# Records provided
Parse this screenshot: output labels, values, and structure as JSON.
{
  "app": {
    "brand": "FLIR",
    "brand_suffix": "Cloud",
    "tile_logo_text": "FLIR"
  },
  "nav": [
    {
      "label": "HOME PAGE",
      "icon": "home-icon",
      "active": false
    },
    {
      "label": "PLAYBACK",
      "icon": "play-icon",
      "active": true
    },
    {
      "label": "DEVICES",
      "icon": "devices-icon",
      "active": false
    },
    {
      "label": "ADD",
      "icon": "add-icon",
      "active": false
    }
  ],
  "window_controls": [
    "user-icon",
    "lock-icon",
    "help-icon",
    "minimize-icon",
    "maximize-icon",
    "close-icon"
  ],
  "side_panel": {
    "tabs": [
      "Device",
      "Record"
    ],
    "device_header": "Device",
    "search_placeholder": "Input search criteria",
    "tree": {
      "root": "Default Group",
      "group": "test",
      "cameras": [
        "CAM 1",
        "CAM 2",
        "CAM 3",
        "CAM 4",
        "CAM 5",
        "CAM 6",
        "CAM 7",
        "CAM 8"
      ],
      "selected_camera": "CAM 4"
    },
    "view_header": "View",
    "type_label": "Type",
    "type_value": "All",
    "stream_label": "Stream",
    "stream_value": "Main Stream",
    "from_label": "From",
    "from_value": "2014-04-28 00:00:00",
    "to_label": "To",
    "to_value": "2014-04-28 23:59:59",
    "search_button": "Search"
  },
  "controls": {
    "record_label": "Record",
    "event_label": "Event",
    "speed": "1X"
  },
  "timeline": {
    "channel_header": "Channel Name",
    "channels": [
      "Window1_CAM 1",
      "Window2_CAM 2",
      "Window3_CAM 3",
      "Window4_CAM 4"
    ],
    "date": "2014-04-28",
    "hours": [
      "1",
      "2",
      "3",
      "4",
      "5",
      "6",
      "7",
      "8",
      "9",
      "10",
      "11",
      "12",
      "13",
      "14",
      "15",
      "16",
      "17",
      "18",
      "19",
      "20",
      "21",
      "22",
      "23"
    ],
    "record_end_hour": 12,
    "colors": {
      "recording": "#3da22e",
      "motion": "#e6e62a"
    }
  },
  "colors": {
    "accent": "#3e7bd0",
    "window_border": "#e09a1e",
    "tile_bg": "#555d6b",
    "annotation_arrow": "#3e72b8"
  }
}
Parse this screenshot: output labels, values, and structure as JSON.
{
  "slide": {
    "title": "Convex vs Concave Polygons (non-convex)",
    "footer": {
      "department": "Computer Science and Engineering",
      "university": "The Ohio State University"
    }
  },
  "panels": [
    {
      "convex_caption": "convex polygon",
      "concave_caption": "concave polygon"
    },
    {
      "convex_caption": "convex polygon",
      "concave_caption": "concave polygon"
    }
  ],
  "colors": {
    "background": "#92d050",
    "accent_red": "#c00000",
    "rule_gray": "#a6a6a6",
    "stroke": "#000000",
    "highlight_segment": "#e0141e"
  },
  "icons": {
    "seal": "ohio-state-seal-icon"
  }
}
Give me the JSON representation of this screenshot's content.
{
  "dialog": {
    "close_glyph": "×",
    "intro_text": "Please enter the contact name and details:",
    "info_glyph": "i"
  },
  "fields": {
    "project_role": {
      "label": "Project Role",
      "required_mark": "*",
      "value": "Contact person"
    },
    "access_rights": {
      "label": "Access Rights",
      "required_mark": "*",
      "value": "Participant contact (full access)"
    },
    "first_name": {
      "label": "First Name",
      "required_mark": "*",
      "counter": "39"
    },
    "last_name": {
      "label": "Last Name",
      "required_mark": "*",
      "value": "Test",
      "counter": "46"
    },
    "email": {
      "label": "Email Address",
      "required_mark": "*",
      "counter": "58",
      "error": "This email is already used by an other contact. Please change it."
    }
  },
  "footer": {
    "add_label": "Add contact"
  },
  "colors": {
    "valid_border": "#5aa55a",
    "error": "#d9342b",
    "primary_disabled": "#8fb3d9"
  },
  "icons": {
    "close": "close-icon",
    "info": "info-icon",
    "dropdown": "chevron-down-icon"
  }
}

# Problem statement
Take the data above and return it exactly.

# Response below
Parse this screenshot: output labels, values, and structure as JSON.
{
  "app": {
    "brand": "FLIR",
    "brand_suffix": "Cloud",
    "tile_logo_text": "FLIR"
  },
  "nav": [
    {
      "label": "HOME PAGE",
      "icon": "home-icon",
      "active": false
    },
    {
      "label": "PLAYBACK",
      "icon": "play-icon",
      "active": true
    },
    {
      "label": "DEVICES",
      "icon": "devices-icon",
      "active": false
    },
    {
      "label": "ADD",
      "icon": "add-icon",
      "active": false
    }
  ],
  "window_controls": [
    "user-icon",
    "lock-icon",
    "help-icon",
    "minimize-icon",
    "maximize-icon",
    "close-icon"
  ],
  "side_panel": {
    "tabs": [
      "Device",
      "Record"
    ],
    "device_header": "Device",
    "search_placeholder": "Input search criteria",
    "tree": {
      "root": "Default Group",
      "group": "test",
      "cameras": [
        "CAM 1",
        "CAM 2",
        "CAM 3",
        "CAM 4",
        "CAM 5",
        "CAM 6",
        "CAM 7",
        "CAM 8"
      ],
      "selected_camera": "CAM 4"
    },
    "view_header": "View",
    "type_label": "Type",
    "type_value": "All",
    "stream_label": "Stream",
    "stream_value": "Main Stream",
    "from_label": "From",
    "from_value": "2014-04-28 00:00:00",
    "to_label": "To",
    "to_value": "2014-04-28 23:59:59",
    "search_button": "Search"
  },
  "controls": {
    "record_label": "Record",
    "event_label": "Event",
    "speed": "1X"
  },
  "timeline": {
    "channel_header": "Channel Name",
    "channels": [
      "Window1_CAM 1",
      "Window2_CAM 2",
      "Window3_CAM 3",
      "Window4_CAM 4"
    ],
    "date": "2014-04-28",
    "hours": [
      "1",
      "2",
      "3",
      "4",
      "5",
      "6",
      "7",
      "8",
      "9",
      "10",
      "11",
      "12",
      "13",
      "14",
      "15",
      "16",
      "17",
      "18",
      "19",
      "20",
      "21",
      "22",
      "23"
    ],
    "record_end_hour": 12,
    "colors": {
      "recording": "#3da22e",
      "motion": "#e6e62a"
    }
  },
  "colors": {
    "accent": "#3e7bd0",
    "window_border": "#e09a1e",
    "tile_bg": "#555d6b",
    "annotation_arrow": "#3e72b8"
  }
}
Parse this screenshot: output labels, values, and structure as JSON.
{
  "slide": {
    "title": "Convex vs Concave Polygons (non-convex)",
    "footer": {
      "department": "Computer Science and Engineering",
      "university": "The Ohio State University"
    }
  },
  "panels": [
    {
      "convex_caption": "convex polygon",
      "concave_caption": "concave polygon"
    },
    {
      "convex_caption": "convex polygon",
      "concave_caption": "concave polygon"
    }
  ],
  "colors": {
    "background": "#92d050",
    "accent_red": "#c00000",
    "rule_gray": "#a6a6a6",
    "stroke": "#000000",
    "highlight_segment": "#e0141e"
  },
  "icons": {
    "seal": "ohio-state-seal-icon"
  }
}
Give me the JSON representation of this screenshot's content.
{
  "dialog": {
    "close_glyph": "×",
    "intro_text": "Please enter the contact name and details:",
    "info_glyph": "i"
  },
  "fields": {
    "project_role": {
      "label": "Project Role",
      "required_mark": "*",
      "value": "Contact person"
    },
    "access_rights": {
      "label": "Access Rights",
      "required_mark": "*",
      "value": "Participant contact (full access)"
    },
    "first_name": {
      "label": "First Name",
      "required_mark": "*",
      "counter": "39"
    },
    "last_name": {
      "label": "Last Name",
      "required_mark": "*",
      "value": "Test",
      "counter": "46"
    },
    "email": {
      "label": "Email Address",
      "required_mark": "*",
      "counter": "58",
      "error": "This email is already used by an other contact. Please change it."
    }
  },
  "footer": {
    "add_label": "Add contact"
  },
  "colors": {
    "valid_border": "#5aa55a",
    "error": "#d9342b",
    "primary_disabled": "#8fb3d9"
  },
  "icons": {
    "close": "close-icon",
    "info": "info-icon",
    "dropdown": "chevron-down-icon"
  }
}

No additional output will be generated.